We have tried a number of things with the timestep and smoothing along the boundary, to no avail. We have set config_blend_bdy_terrain to true throughout; we tried modifying the blending parameters (nRelaxZone in core_atmosphere/dynamics/mpas_atm_boundaries.F) to 2 and 10 (instead of 5); changing physics to convection_permitting from mesoscale_reference; running more sub_steps; and using config_rayleigh_damp_u to damp the upper level winds; they all lead to crashes around the same time. Anyway, before continuing to debug, looking to see if others have had similar problems with limited area runs, and if so, how you've solved them.

We’ve been working with another group that has encountered similar stability issues with regional MPAS, although on a 3 km regional mesh. The configuration change that we have settled on to address these kinds of instabilities is to enable the upper-level absorbing layer that uses a 2nd-order horizontal filter.
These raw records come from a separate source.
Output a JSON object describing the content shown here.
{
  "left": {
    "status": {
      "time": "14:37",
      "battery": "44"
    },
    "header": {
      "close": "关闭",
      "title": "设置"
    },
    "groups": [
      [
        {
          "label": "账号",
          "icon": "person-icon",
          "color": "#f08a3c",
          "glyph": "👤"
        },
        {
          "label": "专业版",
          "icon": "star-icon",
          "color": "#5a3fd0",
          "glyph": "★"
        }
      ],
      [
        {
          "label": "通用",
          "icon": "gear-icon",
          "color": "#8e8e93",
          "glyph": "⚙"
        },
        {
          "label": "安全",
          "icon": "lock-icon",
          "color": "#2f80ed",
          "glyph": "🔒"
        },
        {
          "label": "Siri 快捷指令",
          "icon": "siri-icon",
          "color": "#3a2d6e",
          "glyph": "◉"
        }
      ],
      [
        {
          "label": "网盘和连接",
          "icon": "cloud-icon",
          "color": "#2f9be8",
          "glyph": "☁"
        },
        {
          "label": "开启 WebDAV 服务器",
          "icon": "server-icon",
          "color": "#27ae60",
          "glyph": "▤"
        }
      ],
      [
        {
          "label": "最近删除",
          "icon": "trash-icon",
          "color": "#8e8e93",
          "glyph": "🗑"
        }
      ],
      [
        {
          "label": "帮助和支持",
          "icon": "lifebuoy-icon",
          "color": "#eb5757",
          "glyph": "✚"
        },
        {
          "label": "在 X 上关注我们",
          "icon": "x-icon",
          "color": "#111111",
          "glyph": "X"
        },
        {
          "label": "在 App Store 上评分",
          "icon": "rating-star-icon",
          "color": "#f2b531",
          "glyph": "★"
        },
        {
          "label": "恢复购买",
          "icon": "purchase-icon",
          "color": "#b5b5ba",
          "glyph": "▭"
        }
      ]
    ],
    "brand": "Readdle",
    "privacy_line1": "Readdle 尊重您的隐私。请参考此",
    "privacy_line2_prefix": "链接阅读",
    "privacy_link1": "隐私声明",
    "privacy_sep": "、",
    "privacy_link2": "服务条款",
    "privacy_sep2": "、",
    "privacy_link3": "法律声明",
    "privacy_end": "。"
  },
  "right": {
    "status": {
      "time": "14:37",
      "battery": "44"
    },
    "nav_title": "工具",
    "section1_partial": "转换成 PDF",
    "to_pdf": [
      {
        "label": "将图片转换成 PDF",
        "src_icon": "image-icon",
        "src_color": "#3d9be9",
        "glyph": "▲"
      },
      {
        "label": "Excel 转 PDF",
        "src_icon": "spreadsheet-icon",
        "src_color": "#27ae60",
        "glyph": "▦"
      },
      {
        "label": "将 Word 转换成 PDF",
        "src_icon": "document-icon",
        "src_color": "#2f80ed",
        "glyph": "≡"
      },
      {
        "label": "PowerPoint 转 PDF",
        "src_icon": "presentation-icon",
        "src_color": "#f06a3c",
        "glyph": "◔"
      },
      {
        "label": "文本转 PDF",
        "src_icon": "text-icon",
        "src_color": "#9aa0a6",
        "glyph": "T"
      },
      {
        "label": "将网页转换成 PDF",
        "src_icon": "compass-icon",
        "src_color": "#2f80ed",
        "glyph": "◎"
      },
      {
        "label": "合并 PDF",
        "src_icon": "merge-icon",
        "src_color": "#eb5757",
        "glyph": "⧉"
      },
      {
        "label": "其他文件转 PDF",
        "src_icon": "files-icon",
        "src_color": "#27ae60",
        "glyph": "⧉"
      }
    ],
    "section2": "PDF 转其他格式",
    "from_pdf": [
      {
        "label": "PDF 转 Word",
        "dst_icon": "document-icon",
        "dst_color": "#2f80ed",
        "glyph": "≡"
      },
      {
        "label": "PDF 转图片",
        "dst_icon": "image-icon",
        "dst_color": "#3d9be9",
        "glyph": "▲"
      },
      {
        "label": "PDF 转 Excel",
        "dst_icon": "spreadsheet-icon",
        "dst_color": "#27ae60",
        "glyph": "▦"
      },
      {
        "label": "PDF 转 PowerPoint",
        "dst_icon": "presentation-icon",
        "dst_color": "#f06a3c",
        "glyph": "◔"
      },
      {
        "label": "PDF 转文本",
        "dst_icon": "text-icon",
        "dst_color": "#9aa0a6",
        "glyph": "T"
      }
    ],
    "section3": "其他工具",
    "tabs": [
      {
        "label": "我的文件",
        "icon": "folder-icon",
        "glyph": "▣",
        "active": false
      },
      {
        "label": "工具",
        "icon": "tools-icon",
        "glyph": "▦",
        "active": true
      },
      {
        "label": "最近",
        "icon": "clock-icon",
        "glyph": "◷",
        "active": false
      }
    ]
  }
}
The filter exists in the MPAS release but it is hardwired to apply only to the top three levels in the model. We have generalized it to apply to a user-specified number of levels, with a linear scaling of the constant eddy viscosity from 0 to its maximum value starting from the lowest-most application level to the top level in the model. This generalized code is based on MPAS Version 7.3 and it can be found on it can be found on GitHub in mgduda/MPAS-Model in a branch named 'atmosphere/cam_damping_nlevels’.

You will have to set two namelist.atmosphere variables to enable the absorbing layer. In the &damping section of the namelist, set config_mpas_cam_damp = (real_value > 0). This sets the maximum scaling value for the eddy viscosity, and I would suggest trying a value of 1. to start. We are using 2. in our convective application, so you have some headroom here. The default is zero which means that no filtering is applied, and setting it to something greater than zero activates the filter. The second parameter is the number of layers over which the absorbing layer is active. The default is 3 (this comes from the 32 levels MPAS-CESM-CAM climate configuration). I would suggest trying more levels, perhaps 8, and see how things go.

The behavior we observed that led to regional MPAS instability was a mismatch in the horizontal velocities between the prescribed boundary values specifying inflow and the interior solution specifying outflow, all of this happening in the stratosphere. The instability realizes itself in the relaxation zone where the algorithm blends the solution, and this is very similar to what you described. Regarding the options you have tried, we have seen that increasing the size of the relaxation zone can sometimes help, but it appears that was not the case in your application. The default Rayleigh damping timescale (5 days) is likely too large to damp the horizontal velocity, but I do not think it is advisable to lower it much below its current value.

I also think you may be able to run an even larger timestep in your application, perhaps as high as 240 seconds (I’m assuming you're using config_number_of_sub_steps = 2 and config_dynamics_split_steps = 3). You may need to increase config_number_of_sub_steps to 4 for stability, but the acoustic steps are inexpensive relative to transport, and I think this may drop your run time significantly if it is sufficiently robust.
Thank you! This does seem very similar and we'll keep you updated as we try this. We'll also optimize on the time step after resolving the crashes..

I just wanted to update this thread. We have had success using the updated code to resolve the crashes of regional WRF that we saw. The current settings we are using are:
config_nlevels_cam_damp = 8
config_mpas_cam_coef = 1.0
We've seen crashes resolved in both 15 and 24km regional runs with these settings
Thanks for the follow-up, and it's great to hear that the modified absorbing layer was effective! I believe we're planning to release the modifications to the absorbing layer as part of MPAS-A 8.0.0 before the WRF/MPAS Users' Workshop in June.